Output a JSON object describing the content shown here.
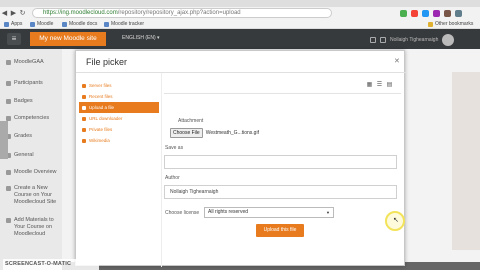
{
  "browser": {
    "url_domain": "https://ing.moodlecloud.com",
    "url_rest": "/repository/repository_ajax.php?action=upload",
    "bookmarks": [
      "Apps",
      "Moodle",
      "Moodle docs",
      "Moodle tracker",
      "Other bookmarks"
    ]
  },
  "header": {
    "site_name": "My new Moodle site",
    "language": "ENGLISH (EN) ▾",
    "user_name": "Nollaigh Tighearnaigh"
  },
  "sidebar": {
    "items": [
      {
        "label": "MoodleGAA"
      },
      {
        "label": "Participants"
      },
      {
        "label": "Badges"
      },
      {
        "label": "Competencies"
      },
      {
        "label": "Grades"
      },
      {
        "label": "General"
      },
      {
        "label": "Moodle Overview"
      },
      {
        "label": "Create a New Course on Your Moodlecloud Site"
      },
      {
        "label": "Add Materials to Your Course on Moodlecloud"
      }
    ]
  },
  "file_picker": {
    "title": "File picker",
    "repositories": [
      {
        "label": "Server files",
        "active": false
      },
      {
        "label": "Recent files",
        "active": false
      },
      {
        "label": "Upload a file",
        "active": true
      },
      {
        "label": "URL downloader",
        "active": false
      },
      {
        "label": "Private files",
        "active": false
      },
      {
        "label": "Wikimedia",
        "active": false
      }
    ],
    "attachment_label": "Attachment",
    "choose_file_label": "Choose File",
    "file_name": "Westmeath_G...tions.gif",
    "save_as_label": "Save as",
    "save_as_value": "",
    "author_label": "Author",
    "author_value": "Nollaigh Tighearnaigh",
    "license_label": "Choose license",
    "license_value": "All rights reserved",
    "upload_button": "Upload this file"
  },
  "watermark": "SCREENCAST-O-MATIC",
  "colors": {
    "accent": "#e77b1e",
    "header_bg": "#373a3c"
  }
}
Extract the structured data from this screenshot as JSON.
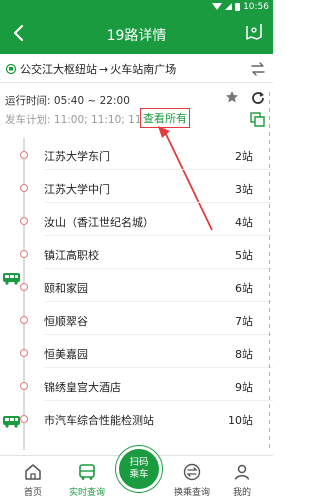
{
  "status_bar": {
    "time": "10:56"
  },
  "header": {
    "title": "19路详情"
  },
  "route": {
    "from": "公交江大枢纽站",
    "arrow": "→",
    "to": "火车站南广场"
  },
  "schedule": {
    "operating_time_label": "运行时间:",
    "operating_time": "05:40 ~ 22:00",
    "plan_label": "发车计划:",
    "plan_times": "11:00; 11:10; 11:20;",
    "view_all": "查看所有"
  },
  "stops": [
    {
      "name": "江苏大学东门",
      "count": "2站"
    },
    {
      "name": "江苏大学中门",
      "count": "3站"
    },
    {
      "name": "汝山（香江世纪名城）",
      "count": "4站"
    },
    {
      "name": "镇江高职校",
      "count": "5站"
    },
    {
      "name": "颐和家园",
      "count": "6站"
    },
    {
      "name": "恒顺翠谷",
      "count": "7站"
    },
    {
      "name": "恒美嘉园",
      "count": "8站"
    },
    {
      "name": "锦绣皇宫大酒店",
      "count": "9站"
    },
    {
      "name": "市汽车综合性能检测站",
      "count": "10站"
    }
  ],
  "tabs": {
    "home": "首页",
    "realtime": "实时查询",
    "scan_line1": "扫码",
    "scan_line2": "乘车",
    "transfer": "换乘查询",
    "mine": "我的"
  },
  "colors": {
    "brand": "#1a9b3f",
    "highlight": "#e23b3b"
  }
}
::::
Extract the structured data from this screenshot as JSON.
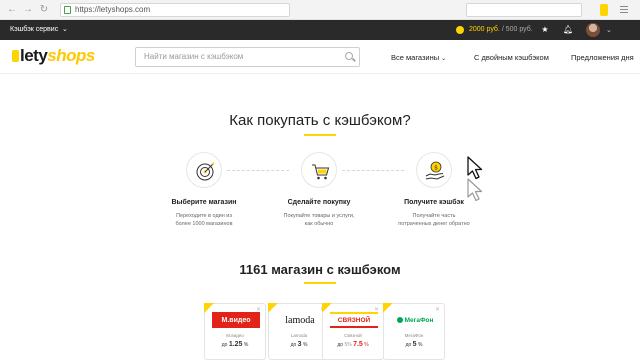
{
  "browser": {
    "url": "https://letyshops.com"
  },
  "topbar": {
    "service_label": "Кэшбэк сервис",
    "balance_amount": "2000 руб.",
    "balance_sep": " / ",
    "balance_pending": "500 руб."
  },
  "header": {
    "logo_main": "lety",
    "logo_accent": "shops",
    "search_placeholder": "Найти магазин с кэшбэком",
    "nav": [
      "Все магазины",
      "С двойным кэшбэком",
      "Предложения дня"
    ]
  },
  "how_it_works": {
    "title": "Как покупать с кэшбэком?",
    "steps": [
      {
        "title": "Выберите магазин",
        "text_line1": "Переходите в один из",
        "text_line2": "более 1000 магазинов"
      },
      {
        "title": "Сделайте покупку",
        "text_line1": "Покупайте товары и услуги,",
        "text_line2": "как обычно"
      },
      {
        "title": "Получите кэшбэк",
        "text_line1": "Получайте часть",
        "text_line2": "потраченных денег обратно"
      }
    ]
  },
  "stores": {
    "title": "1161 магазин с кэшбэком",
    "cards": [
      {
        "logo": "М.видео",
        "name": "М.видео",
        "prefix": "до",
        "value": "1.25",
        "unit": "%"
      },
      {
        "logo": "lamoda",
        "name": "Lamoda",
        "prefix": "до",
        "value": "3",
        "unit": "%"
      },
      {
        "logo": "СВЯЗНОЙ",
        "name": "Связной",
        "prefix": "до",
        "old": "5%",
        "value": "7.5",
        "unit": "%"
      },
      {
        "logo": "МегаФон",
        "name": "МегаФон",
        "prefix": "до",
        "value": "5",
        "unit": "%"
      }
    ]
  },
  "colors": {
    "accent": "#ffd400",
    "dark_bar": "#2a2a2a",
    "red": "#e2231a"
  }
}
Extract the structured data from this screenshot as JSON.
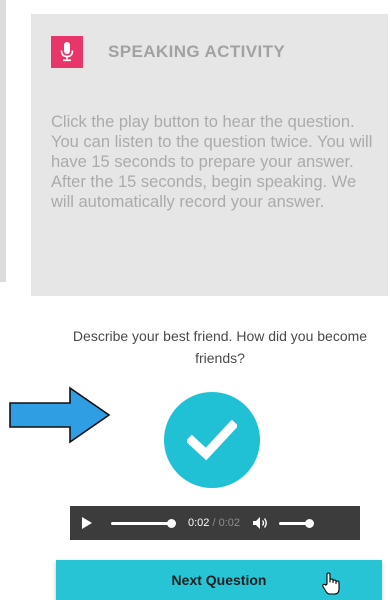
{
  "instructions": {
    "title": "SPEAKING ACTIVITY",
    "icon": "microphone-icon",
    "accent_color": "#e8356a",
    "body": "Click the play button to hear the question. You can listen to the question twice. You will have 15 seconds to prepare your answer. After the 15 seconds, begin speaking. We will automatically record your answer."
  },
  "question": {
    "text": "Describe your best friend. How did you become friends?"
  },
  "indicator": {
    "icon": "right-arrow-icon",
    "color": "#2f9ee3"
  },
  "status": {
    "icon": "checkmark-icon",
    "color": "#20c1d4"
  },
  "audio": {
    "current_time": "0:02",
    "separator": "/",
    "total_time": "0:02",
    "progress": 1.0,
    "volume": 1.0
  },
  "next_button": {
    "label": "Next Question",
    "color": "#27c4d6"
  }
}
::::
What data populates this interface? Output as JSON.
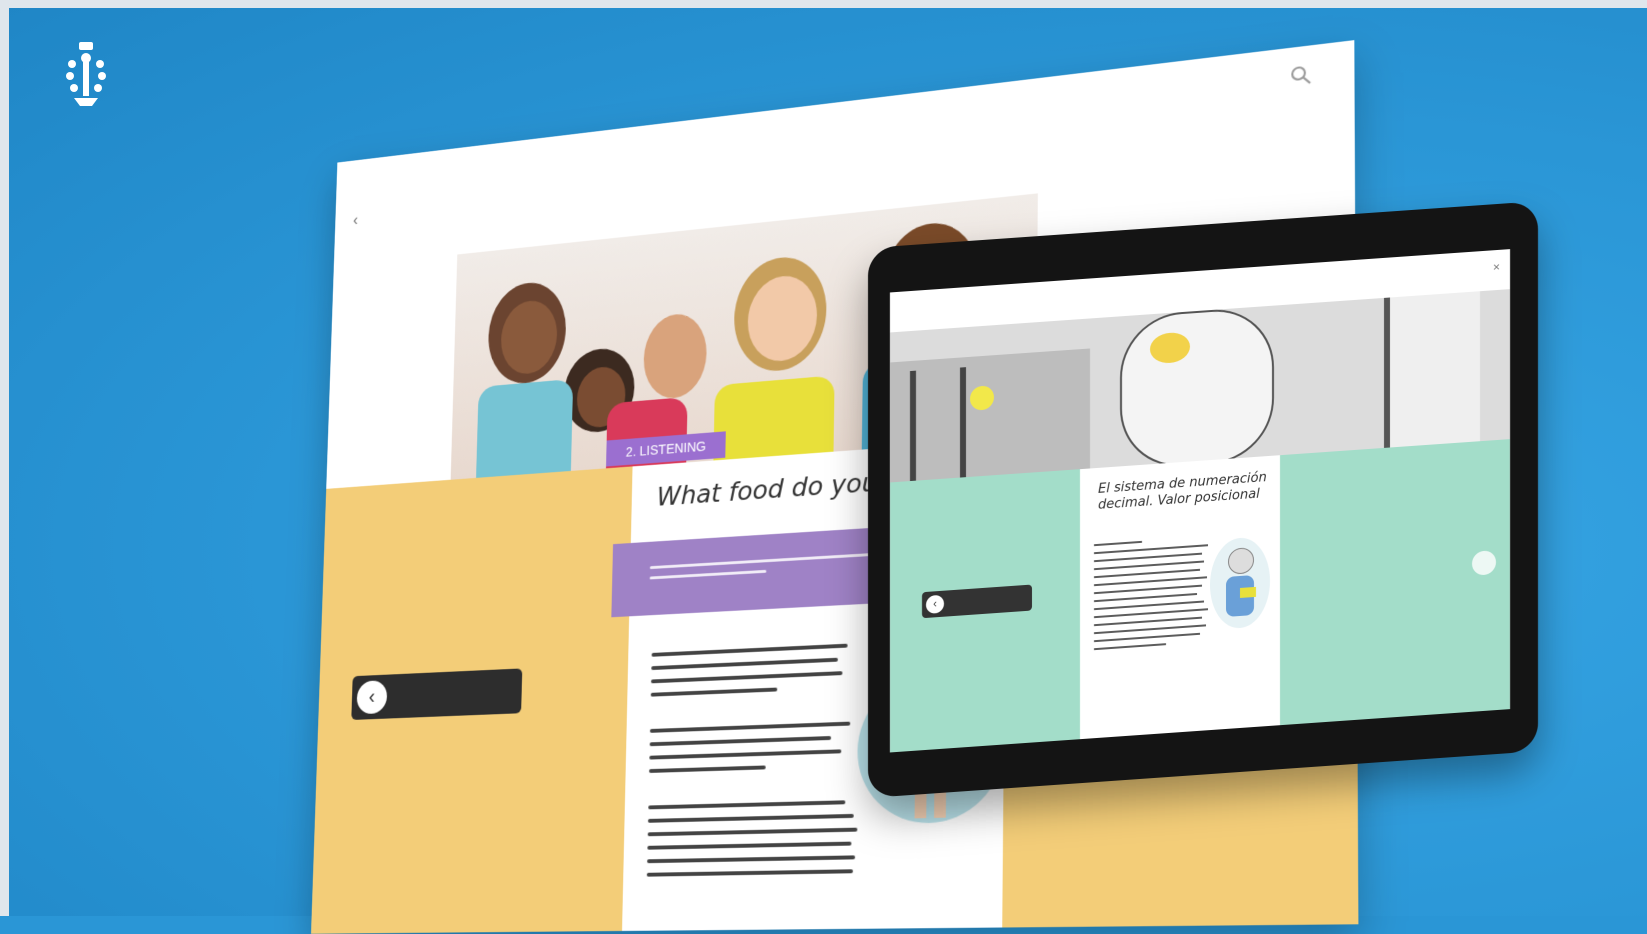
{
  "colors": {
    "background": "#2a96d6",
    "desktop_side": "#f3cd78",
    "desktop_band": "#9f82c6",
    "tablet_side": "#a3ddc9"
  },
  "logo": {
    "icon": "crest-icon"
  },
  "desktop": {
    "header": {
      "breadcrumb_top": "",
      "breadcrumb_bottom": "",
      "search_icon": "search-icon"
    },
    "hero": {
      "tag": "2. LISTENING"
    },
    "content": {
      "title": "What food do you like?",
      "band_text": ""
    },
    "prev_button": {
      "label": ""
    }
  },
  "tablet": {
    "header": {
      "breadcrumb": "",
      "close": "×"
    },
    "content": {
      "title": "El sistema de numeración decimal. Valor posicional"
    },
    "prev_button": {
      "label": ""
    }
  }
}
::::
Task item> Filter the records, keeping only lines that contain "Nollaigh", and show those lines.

Task response>
    "user_name": "Nollaigh Tighearnaigh"
    "author_value": "Nollaigh Tighearnaigh",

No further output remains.